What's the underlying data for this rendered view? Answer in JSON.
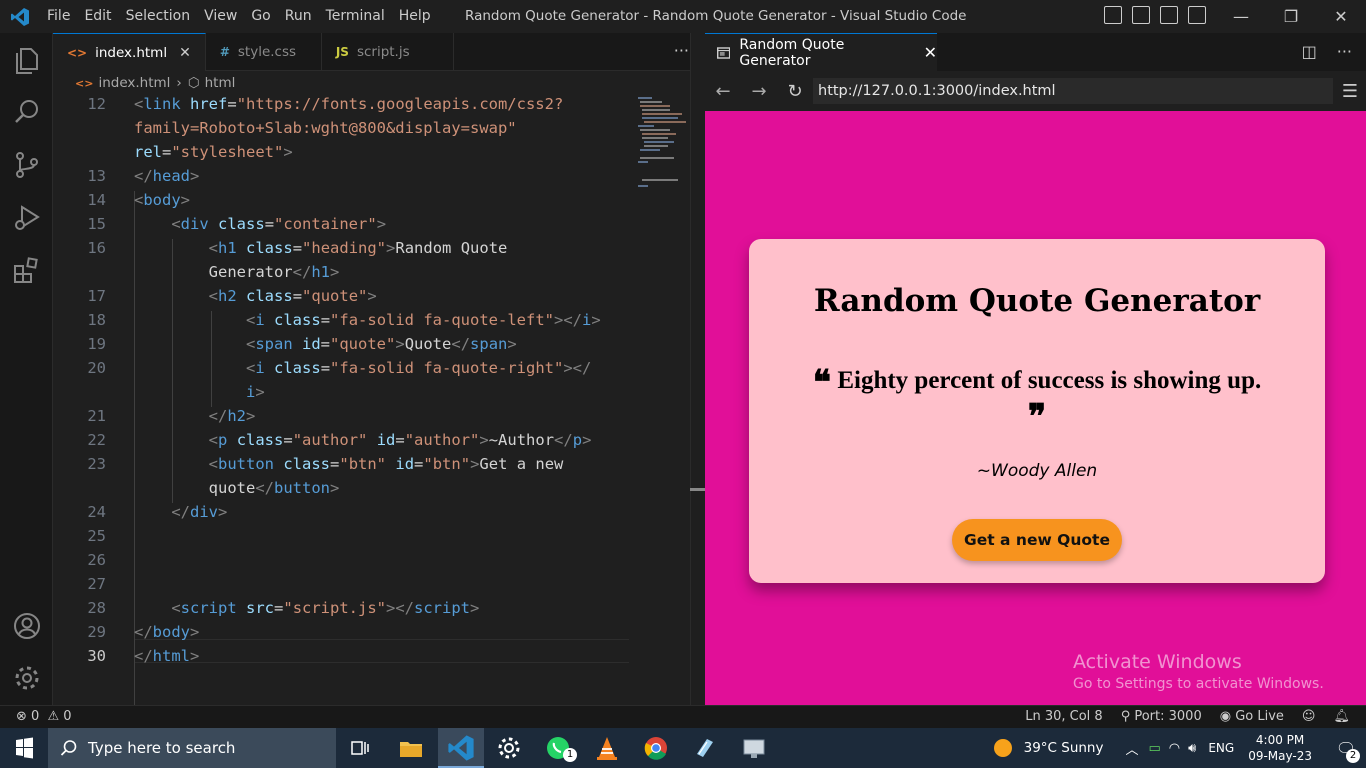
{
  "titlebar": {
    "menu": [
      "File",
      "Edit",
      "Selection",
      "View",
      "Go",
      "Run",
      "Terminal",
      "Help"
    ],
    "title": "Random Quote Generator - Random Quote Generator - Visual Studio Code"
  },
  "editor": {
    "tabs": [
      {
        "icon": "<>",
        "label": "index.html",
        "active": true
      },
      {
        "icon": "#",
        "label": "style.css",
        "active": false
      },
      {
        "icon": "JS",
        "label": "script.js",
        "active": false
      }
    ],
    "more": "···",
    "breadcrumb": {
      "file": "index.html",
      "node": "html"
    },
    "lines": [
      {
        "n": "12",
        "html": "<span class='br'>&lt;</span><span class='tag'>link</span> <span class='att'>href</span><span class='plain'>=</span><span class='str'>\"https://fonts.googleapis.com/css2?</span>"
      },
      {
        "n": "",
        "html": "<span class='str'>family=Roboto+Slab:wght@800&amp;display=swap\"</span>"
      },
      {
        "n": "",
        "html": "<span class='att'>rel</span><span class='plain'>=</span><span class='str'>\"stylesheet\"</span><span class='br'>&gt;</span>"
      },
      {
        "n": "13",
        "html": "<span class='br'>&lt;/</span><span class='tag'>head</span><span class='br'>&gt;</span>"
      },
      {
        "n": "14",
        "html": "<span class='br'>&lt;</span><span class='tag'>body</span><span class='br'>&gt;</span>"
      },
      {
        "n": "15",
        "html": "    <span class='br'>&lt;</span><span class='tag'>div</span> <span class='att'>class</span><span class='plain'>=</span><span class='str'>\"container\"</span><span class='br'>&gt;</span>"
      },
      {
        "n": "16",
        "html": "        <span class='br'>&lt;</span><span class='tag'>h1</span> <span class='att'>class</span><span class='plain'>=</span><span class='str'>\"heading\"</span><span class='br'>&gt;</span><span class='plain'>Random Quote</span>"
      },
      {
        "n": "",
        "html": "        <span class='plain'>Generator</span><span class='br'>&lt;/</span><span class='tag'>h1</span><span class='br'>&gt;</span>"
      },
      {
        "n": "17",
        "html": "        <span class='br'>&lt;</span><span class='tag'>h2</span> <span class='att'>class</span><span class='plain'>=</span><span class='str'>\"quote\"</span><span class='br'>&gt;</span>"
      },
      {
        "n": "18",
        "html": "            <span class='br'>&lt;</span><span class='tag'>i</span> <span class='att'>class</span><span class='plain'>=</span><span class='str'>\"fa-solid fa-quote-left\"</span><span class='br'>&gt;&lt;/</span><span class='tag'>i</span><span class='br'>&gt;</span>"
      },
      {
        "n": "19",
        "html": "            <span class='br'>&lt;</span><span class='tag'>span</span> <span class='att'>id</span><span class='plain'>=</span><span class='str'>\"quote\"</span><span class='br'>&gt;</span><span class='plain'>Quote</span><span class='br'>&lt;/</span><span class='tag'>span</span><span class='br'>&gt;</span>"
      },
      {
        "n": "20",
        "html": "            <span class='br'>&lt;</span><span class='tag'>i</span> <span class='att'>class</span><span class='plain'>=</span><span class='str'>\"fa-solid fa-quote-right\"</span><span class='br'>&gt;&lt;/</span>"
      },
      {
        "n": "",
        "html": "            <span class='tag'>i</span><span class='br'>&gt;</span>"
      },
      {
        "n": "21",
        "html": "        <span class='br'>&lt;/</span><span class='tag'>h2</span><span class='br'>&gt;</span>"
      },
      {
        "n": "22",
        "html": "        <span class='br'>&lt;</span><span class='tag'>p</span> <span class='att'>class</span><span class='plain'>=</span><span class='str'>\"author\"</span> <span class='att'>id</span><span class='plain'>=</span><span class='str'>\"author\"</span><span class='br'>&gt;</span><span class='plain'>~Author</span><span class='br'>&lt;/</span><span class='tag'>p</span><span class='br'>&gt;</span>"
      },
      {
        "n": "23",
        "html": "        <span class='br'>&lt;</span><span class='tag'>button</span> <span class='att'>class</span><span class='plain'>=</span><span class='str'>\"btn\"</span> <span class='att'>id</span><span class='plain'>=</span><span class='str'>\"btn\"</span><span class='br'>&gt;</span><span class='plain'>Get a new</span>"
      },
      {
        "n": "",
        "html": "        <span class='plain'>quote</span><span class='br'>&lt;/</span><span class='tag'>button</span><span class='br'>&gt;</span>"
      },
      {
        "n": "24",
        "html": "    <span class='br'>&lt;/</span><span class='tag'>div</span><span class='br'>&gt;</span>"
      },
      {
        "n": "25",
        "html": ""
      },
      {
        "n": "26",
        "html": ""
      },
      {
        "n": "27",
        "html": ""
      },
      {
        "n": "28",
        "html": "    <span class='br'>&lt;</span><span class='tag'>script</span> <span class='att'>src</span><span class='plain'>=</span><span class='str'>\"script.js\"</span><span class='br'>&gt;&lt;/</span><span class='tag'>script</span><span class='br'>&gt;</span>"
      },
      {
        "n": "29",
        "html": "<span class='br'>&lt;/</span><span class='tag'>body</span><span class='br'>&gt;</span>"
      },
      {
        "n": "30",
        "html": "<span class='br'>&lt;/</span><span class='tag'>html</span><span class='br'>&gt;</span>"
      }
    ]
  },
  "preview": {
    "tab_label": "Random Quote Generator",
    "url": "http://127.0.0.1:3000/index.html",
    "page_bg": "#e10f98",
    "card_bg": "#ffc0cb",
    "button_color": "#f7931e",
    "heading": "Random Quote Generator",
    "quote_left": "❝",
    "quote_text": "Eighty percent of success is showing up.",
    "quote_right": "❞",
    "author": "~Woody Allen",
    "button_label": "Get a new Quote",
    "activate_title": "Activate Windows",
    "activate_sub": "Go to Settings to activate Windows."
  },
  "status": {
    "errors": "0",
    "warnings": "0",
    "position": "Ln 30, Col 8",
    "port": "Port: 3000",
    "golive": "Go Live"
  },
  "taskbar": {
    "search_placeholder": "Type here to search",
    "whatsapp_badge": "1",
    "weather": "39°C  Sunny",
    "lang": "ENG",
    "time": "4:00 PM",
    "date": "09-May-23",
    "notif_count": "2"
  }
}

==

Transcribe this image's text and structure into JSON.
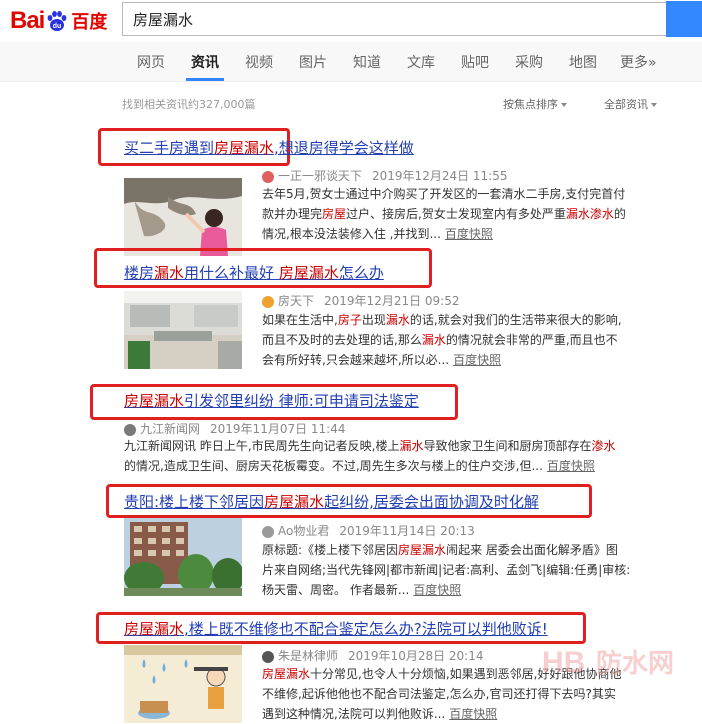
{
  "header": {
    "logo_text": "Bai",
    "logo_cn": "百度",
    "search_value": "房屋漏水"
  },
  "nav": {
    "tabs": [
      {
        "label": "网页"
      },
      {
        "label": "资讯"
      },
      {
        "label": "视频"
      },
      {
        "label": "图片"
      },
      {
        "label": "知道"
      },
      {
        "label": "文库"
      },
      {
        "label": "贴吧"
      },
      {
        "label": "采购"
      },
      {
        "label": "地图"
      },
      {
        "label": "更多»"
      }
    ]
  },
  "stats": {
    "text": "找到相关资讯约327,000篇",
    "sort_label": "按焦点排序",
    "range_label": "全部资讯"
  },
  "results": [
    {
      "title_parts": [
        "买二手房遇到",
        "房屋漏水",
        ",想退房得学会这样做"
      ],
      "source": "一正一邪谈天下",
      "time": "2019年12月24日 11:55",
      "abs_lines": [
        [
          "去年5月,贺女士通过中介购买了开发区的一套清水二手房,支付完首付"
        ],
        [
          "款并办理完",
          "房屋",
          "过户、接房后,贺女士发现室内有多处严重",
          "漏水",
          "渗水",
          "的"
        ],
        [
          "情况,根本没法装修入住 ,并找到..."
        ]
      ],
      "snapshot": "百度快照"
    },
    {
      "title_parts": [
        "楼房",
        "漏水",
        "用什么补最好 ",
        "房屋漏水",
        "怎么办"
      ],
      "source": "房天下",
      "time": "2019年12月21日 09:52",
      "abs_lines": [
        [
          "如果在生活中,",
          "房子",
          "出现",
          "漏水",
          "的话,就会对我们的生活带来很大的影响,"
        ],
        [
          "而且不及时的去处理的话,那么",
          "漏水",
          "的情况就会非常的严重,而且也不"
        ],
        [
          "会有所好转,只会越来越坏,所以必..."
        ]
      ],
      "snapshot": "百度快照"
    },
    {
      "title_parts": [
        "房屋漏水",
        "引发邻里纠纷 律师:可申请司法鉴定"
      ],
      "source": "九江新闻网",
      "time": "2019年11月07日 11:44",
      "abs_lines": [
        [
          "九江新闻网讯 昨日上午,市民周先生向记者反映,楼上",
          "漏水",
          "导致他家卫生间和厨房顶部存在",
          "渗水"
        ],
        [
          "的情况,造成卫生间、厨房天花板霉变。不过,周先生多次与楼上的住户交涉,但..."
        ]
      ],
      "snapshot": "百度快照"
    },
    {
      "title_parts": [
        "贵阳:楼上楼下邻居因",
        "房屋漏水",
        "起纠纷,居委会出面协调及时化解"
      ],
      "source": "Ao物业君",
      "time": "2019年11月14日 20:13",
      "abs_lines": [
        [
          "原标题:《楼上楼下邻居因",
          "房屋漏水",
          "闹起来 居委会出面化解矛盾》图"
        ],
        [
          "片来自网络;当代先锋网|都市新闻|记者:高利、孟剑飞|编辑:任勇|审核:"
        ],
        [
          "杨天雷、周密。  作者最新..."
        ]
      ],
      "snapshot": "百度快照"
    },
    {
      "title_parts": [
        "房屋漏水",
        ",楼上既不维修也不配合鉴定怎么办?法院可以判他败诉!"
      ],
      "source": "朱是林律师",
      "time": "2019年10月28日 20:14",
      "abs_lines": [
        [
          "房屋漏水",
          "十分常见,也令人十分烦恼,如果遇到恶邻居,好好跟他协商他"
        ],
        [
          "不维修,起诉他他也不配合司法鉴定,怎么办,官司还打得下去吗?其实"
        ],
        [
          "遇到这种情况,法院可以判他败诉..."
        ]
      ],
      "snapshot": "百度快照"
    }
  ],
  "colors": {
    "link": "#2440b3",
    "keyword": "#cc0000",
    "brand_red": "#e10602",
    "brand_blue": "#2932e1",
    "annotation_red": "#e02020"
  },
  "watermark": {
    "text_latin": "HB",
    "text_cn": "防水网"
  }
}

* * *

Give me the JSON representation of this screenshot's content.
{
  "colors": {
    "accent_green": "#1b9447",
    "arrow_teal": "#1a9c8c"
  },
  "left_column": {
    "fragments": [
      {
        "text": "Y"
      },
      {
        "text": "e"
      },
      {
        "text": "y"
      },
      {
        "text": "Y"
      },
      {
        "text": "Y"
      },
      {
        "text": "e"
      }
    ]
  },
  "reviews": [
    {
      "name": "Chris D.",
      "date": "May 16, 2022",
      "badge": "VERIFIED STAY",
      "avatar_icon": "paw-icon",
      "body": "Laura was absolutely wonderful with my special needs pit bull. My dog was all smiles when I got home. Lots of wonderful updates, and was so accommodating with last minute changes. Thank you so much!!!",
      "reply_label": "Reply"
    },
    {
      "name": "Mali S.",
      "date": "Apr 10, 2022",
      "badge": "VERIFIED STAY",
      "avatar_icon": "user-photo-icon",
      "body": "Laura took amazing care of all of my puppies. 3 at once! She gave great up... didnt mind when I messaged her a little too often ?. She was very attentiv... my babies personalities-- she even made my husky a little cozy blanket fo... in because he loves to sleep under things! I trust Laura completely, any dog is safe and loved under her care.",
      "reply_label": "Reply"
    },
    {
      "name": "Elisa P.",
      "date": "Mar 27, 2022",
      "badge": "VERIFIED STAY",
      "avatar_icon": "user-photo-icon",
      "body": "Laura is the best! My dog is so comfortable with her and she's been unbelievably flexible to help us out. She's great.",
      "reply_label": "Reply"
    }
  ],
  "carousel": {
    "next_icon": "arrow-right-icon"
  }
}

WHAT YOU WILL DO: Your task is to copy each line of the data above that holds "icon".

ANSWER TO THE EXERCISE:
        "icon": "<>",
        "icon": "#",
        "icon": "JS",
      "avatar_icon": "paw-icon",
      "avatar_icon": "user-photo-icon",
      "avatar_icon": "user-photo-icon",
    "next_icon": "arrow-right-icon"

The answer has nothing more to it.